* _PROBLEM STATEMENT_: Could you say how many lines below contain the word "icon"? Give the number with no other text.

Records excerpted from a collection:

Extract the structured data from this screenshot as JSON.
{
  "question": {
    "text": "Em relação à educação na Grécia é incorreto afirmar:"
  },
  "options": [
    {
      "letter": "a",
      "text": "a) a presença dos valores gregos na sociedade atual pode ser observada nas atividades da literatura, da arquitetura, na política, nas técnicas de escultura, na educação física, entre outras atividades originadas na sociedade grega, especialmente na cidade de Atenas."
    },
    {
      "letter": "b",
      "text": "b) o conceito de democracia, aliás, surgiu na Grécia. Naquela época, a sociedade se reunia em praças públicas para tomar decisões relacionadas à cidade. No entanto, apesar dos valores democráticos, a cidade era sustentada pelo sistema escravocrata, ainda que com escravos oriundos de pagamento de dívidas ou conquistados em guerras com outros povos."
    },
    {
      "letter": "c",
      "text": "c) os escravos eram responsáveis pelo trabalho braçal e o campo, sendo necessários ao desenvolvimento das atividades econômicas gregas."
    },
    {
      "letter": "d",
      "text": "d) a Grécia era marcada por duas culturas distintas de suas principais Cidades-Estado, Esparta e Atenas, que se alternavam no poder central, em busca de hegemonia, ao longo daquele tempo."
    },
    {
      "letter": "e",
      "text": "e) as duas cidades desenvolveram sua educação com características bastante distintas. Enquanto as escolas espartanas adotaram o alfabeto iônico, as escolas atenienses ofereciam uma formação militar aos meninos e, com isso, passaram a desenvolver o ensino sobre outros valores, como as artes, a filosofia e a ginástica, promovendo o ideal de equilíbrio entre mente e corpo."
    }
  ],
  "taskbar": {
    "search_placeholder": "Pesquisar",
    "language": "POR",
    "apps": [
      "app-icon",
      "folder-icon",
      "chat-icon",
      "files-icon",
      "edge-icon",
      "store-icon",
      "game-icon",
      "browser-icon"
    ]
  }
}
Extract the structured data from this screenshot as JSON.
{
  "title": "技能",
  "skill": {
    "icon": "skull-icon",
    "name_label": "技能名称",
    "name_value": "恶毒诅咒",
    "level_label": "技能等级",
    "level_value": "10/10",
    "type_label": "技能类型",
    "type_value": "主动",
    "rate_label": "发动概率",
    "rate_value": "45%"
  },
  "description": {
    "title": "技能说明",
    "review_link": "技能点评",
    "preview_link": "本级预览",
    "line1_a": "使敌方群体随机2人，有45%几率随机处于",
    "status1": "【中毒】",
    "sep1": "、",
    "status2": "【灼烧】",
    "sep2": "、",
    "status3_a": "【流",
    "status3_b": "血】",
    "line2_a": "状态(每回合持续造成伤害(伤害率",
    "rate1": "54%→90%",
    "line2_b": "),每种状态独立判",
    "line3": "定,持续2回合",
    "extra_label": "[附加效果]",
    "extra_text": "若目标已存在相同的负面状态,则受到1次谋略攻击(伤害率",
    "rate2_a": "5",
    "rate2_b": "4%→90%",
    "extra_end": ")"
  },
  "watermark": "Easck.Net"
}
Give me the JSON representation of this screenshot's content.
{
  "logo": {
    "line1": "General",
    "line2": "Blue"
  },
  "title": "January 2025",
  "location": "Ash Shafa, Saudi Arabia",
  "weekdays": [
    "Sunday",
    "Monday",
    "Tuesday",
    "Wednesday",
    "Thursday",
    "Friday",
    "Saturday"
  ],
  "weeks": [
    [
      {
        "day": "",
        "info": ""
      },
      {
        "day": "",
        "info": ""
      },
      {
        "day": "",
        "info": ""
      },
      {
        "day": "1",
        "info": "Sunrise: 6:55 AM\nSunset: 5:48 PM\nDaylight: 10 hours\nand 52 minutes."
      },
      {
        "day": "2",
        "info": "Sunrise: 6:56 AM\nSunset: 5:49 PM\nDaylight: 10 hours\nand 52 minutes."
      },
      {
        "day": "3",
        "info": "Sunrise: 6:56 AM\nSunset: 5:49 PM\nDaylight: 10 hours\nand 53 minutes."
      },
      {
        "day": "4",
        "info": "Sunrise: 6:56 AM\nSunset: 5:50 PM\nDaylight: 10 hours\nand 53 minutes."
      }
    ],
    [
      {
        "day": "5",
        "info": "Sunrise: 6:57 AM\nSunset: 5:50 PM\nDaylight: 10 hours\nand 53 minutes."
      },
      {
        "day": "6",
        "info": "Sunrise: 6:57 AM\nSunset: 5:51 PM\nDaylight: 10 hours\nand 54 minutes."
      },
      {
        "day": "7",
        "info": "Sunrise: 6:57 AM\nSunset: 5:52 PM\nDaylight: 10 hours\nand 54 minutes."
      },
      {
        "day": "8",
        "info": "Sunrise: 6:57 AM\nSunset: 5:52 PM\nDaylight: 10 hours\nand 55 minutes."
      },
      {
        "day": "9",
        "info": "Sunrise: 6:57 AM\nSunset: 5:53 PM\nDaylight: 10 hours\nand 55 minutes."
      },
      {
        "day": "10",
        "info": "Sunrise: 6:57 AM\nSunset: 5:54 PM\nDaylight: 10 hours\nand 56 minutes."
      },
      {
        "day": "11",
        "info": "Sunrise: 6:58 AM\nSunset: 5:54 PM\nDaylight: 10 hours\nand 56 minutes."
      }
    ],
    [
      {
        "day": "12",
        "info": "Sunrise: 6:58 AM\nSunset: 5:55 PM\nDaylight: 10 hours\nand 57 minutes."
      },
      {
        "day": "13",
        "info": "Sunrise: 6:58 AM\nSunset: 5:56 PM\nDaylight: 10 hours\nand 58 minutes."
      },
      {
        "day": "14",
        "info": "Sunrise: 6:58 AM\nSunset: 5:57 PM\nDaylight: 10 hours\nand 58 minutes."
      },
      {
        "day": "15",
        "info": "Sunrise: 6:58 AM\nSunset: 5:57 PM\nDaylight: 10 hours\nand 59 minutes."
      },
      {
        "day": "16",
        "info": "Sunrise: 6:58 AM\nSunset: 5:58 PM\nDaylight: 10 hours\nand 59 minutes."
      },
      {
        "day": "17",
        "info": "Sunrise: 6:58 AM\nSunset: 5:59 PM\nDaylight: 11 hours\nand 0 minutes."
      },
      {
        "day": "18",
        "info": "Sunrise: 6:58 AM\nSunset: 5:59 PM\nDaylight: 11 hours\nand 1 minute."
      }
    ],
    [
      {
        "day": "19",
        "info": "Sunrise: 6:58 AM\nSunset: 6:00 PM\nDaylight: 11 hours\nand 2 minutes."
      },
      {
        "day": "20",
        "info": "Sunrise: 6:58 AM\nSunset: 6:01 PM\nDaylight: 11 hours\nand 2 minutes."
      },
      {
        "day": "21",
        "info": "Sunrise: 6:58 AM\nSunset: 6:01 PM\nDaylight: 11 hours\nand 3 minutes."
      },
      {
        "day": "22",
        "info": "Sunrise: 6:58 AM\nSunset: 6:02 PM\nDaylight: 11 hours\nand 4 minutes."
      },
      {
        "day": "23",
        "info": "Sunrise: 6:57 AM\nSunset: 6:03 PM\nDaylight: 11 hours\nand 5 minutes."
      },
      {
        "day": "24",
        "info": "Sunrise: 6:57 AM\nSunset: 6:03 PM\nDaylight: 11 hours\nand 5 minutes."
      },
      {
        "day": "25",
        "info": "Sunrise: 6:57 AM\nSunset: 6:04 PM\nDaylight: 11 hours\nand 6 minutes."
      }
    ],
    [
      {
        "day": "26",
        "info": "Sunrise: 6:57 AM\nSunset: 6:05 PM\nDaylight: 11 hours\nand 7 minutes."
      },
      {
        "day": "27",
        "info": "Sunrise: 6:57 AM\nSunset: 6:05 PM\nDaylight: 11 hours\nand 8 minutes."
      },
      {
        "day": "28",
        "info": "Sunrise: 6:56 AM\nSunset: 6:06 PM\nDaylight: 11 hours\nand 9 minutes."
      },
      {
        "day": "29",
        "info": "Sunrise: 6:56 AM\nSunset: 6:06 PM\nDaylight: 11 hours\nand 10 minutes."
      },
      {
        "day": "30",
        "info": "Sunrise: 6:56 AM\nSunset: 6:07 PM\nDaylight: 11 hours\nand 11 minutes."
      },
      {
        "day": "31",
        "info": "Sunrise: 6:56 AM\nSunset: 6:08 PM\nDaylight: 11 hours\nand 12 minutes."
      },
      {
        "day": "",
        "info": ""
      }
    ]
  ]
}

* _RESULT_: 9